Navigating a watercraft, regardless of what terminology you prefer, can encompass voyages of long or brief distances. This terminology typically groups all types of vessels, ranging from gondolas and sailboats to motorboats, cruise ships, and beyond. If you are in control of steering the boat, then you would be deemed the "driver" or more accurately, the helmsman.
Think of operating a boat as similar to operating a vehicle on the road. If a helmsman is in charge of steering at sea, similar to a person in the driver seat of a car, then they will be known as the driver (even though helmsman is more correct). However, it is important to note that the term "driving a boat" is not technically accurate, despite its widespread usage.
Instead of Driving, are you Riding a Boat?
In most cases, one would use the phrase "driving a boat" if they were in charge of the vessel's directional movement. However, if one is merely a passenger, like a member of the crew, and are not responsible for maneuvering the boat, they can only say they "rode a boat," though that is not as a widely used term.
Driving a boat is the same terminology as steering, but it's more commonly expressed as piloting, depending on the vessel being navigated. While steering or piloting is suitable for any boat, sailing is only appropriate for sailboats, despite being a widely used terminology.
It is a widespread notion among passengers and crew members to refer to their voyage as "sailing on" the specific vessel, particularly if it is a sailboat. Nevertheless, various cruise ships often employ the term "sail away" to describe traveling on their boats, potentially perpetuating the misunderstanding.
What Should You Call Your Boat Driver?
Depending on the situation, you will just likely call the boat operator by their name or captain. In some cases, a skipper could work if you know them personally. Calling them by a different name, unless it is negative, should not be hurting anyone’s feelings.
It really comes down to the type of sailboat, cruise ship, or whatever you sail on and what the operator wants to be called. The easiest thing to do is to simply ask them what they preferred to be called in the event of an emergency.
Is it Difficult to Become a Helmsman?
You can embark on an adventure by availing a boat rental from one of the many rental companies found in major harbors worldwide. Not only will you have the chance to pilot boats for a day or two, but pursuing a career as a helmsman can also be a profitable opportunity. To be a successful helmsman, it is crucial to have the proper education.
Enrolling in School
To become a helmsman, you would need to enroll in a maritime school, typically located near the Great Lakes or coasts. Gaining hands-on experience by working part-time in a shipyard before enrolling in a maritime school can increase your chances of admission. In case you did not finish high school, obtaining a GED certificate or a related diploma can help increase the chances of admission.
Attaining a four-year graduate degree from a maritime institution can be a valuable experience, as well as a good job and money, with the added benefit of having the Coast Guard oversee the curriculum.
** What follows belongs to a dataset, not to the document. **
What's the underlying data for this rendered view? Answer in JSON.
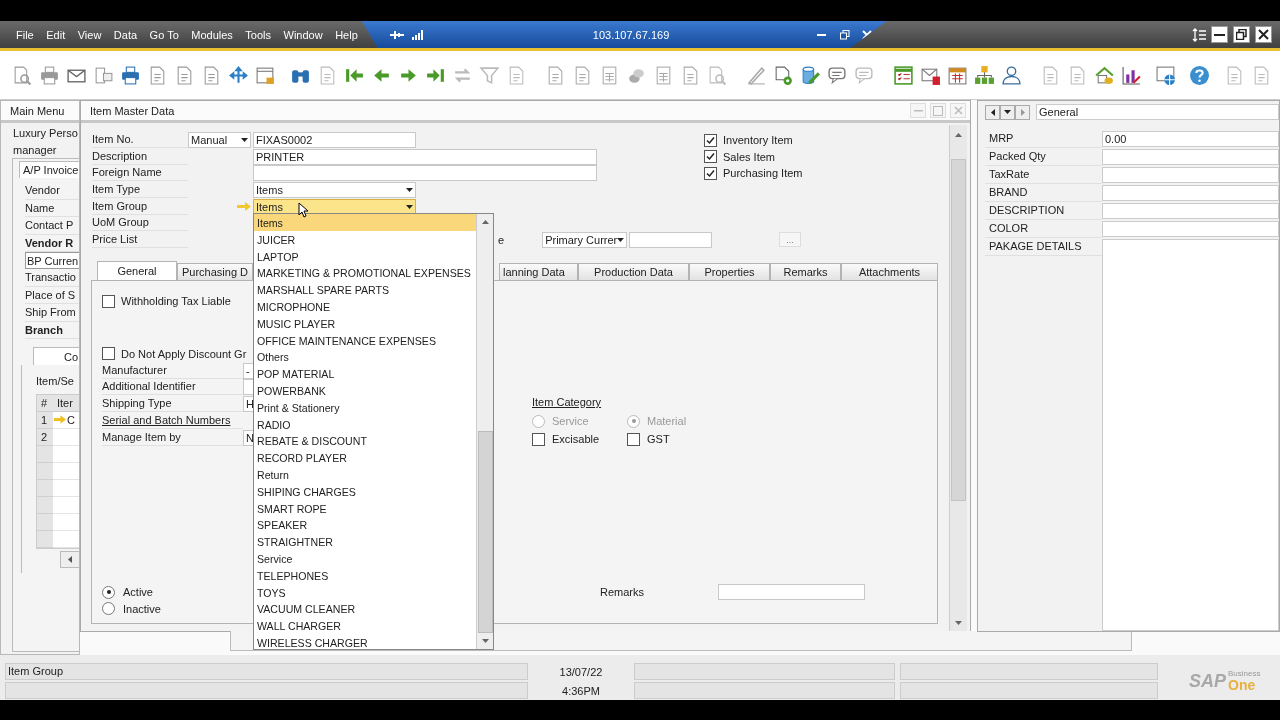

The range of subjects covered in these graduate programs may encompass everything from shipbuilding to maritime legislation and engineering.
In order to work in a maritime position like this, you need to obtain a transportation worker identification credential and a merchant mariner credential. There are certification exams that will assess your knowledge of ship protocols and procedures, as well as other evaluations like drug screenings, vision tests, and physical exams.
Marine schools can prepare you for the exams, which typically cost around $50 to $100. These certifications are required when applying for maritime jobs and will aid in securing the position. To become a helmsman or captain and steer a boat, completing the necessary education and obtaining the required licenses is crucial.